SpaceX Lands First Mission With A Successful Splash
Despite a few bumpy moments on its first commercial mission to resupply the International Space Station, the SpaceX Dragon is back on Earth to general applause.
The capsule that brought 400 kilograms of food, clothing, spare parts, and equipment, left the ISS the way it arrived — on the end of Canadarm2, which dropped the Dragon capsule back toward destination Earth. (A bit of patriotic pride for Canadians: on departure day, SpaceX’s Twitter page featured an image of Canadarm’s robotic arm outstretched, its logo in clear view.)
The Dragon launched Oct. 7 on the back of a Falcon 9 rocket, with nine Merlin engines. (We’d like to know who comes up with these intriguing names.)
With this mission, SpaceX officially began to fulfill its $1.6 billion contract with NASA to make 12 cargo runs to ISS and back. And with this successful splashdown of the Dragon on Oct. 28 in the Pacific Ocean, just west of Mexico, the first commercial mission was complete.
A Company Of A Different Colour
It’s the “and back” part that makes SpaceX different from other cargo ships from European and Japanese space partners who have been ferrying food and goods to ISS in the void left by last year’s retirement of the U.S. Space Shuttle program.

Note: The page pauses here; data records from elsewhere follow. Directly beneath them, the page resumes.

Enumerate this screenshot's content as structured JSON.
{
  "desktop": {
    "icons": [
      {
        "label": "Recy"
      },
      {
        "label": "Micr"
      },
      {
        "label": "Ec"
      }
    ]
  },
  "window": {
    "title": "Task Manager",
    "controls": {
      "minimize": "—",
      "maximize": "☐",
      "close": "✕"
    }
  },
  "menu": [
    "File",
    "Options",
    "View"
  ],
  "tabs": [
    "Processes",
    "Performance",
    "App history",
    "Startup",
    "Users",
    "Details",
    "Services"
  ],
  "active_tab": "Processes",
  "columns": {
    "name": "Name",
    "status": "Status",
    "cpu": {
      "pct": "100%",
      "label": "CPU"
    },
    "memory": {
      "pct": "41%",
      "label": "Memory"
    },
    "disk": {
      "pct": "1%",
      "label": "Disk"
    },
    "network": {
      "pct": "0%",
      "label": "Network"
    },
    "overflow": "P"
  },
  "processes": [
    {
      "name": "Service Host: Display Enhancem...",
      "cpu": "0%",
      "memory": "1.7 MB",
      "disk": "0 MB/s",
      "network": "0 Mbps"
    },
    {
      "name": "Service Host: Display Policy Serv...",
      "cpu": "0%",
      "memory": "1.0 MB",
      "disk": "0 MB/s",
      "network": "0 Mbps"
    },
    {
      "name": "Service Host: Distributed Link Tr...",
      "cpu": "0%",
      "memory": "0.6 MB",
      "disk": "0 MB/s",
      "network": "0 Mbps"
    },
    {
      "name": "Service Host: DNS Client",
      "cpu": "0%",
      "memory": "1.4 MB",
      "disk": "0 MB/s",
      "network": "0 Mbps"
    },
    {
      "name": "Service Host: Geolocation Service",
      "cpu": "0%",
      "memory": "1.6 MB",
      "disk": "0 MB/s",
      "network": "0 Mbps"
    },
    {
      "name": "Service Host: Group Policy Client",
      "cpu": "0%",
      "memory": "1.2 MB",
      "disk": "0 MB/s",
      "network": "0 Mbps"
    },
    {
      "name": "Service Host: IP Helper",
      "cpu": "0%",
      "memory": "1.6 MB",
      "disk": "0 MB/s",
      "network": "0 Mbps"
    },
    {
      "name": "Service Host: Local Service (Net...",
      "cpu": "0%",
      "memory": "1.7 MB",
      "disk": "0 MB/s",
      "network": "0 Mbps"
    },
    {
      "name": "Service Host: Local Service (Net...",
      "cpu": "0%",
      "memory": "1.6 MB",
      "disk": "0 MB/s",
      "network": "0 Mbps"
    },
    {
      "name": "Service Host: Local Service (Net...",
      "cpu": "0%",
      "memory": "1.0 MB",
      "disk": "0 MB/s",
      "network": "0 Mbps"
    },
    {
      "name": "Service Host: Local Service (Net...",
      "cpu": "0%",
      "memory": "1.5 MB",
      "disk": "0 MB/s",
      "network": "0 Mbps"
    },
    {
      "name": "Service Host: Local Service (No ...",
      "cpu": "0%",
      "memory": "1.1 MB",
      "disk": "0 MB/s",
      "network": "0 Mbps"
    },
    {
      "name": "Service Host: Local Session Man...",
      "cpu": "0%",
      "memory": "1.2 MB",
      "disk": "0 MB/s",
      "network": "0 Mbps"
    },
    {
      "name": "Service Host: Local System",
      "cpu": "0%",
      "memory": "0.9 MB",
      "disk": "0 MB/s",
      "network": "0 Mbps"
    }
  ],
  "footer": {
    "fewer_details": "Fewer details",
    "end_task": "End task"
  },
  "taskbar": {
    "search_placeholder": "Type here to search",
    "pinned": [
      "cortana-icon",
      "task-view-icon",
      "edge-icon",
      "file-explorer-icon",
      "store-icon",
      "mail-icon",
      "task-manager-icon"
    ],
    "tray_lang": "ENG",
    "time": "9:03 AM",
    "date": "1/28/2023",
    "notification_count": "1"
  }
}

Other cargo ships go up but then can’t come back. They are designed to be loaded with trash and other disposable items that burn up with the spacecraft upon re-entry through the Earth’s atmosphere.
Good thing there were nine Merlins, as one reportedly coughed quickly after take off and was shutdown by computers after shedding a few protective panels to relieve pressure. This required a few in-flight adjustments, and the issue led to a bit of a snag with SpaceX’s secondary mission — with Orbcomm — to put a prototype telecommunications satellite into orbit. (Orbcomm is aiming to launch a OG2 satellite system.)
Yes, SpaceX gets to have money-making missions on the side, and this is part of what makes the SpaceX story so compelling. While the Dragon was designed under a NASA program that gives SpaceX $1.6 billion, it remains a commercial venture.
Still, it’s called a secondary mission for a reason: When push came to orbital boost, NASA’s mission won the day. Ultimately, SpaceX was only able to launch Orbcomm’s prototype into an orbit much lower than expected, and couldn’t use engine-boosting resources for fear of jeopardizing the ISS trip.
Orbcomm later reported that while their satellite ultimately fell out of that low orbit, its partners over at Sierra Nevada Corp. were able to receive a good enough data transmission for it to make the OG2 launch plans a go.
Of course, SpaceX had insurance. The company is expected to file a $10 million claim, with the understanding that the mission was a success. That’s enough to get the next round of insurance, which allows them to go forward with the new system.
The Test of Times
SpaceX designed their capsule to be sturdy enough to survive the trip back to Earth in the hopes that it, or something like it, or its design, will one day be used to ferry ISS crew members back and forth. Currently, the only human transportation spacecraft is owned and operated by the Russian Space Agency, at a modest fee of $60 million a seat.
The return of Dragon made many people happy, not least among them researchers with NASA, who have been waiting for more than a year since that last Shuttle trip (for biological samples from astronauts).
Scientists studying the effects of long-term microgravity on humans have for years been studying urine, blood, and the like from crewmembers. Since the shuttles were retired, however, the specimens had to be stored in special freezers until there was room for them to make the return trip back to Earth.
(But we’re sure the freezers are far, far away from the break rooms.)
AJ Plunkett is a freelance writer in Virginia with experience in covering defense and aerospace industries, as well as health care issues. AJ blogs via Contently.com